• _PROBLEM DESCRIPTION_
Exact copy, pictures excluded: write out every line below.

Records drawn from a dataset

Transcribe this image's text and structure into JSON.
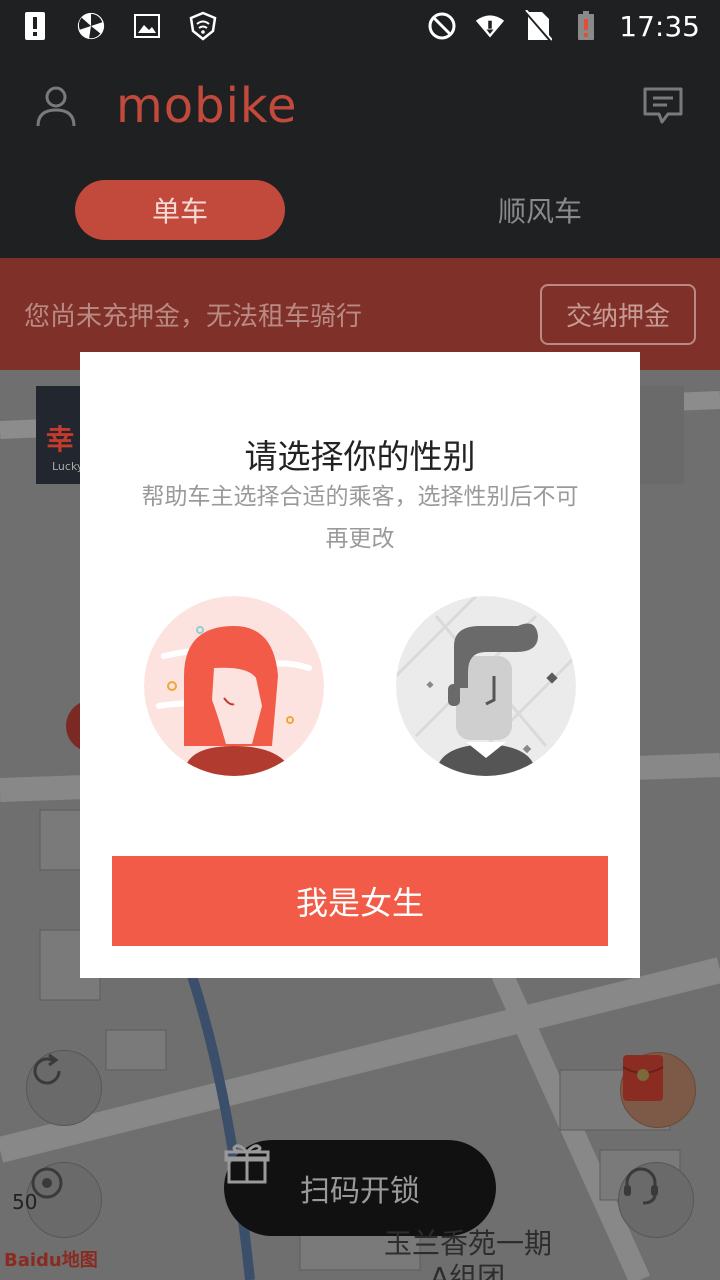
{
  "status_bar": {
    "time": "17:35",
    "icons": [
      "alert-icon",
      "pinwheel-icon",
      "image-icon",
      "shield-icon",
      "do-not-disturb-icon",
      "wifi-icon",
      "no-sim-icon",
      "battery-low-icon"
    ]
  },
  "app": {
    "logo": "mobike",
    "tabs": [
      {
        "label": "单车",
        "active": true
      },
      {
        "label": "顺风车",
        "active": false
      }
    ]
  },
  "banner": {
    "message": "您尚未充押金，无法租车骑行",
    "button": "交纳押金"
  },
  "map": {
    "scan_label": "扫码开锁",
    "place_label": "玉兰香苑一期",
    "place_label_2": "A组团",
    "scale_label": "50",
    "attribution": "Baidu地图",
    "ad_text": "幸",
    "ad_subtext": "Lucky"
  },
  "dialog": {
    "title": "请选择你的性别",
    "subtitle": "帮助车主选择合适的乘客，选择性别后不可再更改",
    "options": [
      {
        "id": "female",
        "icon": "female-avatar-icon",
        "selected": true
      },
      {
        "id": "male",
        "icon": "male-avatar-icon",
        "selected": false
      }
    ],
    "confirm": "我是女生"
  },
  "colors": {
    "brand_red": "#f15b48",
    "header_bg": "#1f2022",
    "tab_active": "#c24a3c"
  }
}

• _EXERCISE RESPONSE_
Transcribe this image's text and structure into JSON.
{
  "status_bar": {
    "time": "17:35",
    "icons": [
      "alert-icon",
      "pinwheel-icon",
      "image-icon",
      "shield-icon",
      "do-not-disturb-icon",
      "wifi-icon",
      "no-sim-icon",
      "battery-low-icon"
    ]
  },
  "app": {
    "logo": "mobike",
    "tabs": [
      {
        "label": "单车",
        "active": true
      },
      {
        "label": "顺风车",
        "active": false
      }
    ]
  },
  "banner": {
    "message": "您尚未充押金，无法租车骑行",
    "button": "交纳押金"
  },
  "map": {
    "scan_label": "扫码开锁",
    "place_label": "玉兰香苑一期",
    "place_label_2": "A组团",
    "scale_label": "50",
    "attribution": "Baidu地图",
    "ad_text": "幸",
    "ad_subtext": "Lucky"
  },
  "dialog": {
    "title": "请选择你的性别",
    "subtitle": "帮助车主选择合适的乘客，选择性别后不可再更改",
    "options": [
      {
        "id": "female",
        "icon": "female-avatar-icon",
        "selected": true
      },
      {
        "id": "male",
        "icon": "male-avatar-icon",
        "selected": false
      }
    ],
    "confirm": "我是女生"
  },
  "colors": {
    "brand_red": "#f15b48",
    "header_bg": "#1f2022",
    "tab_active": "#c24a3c"
  }
}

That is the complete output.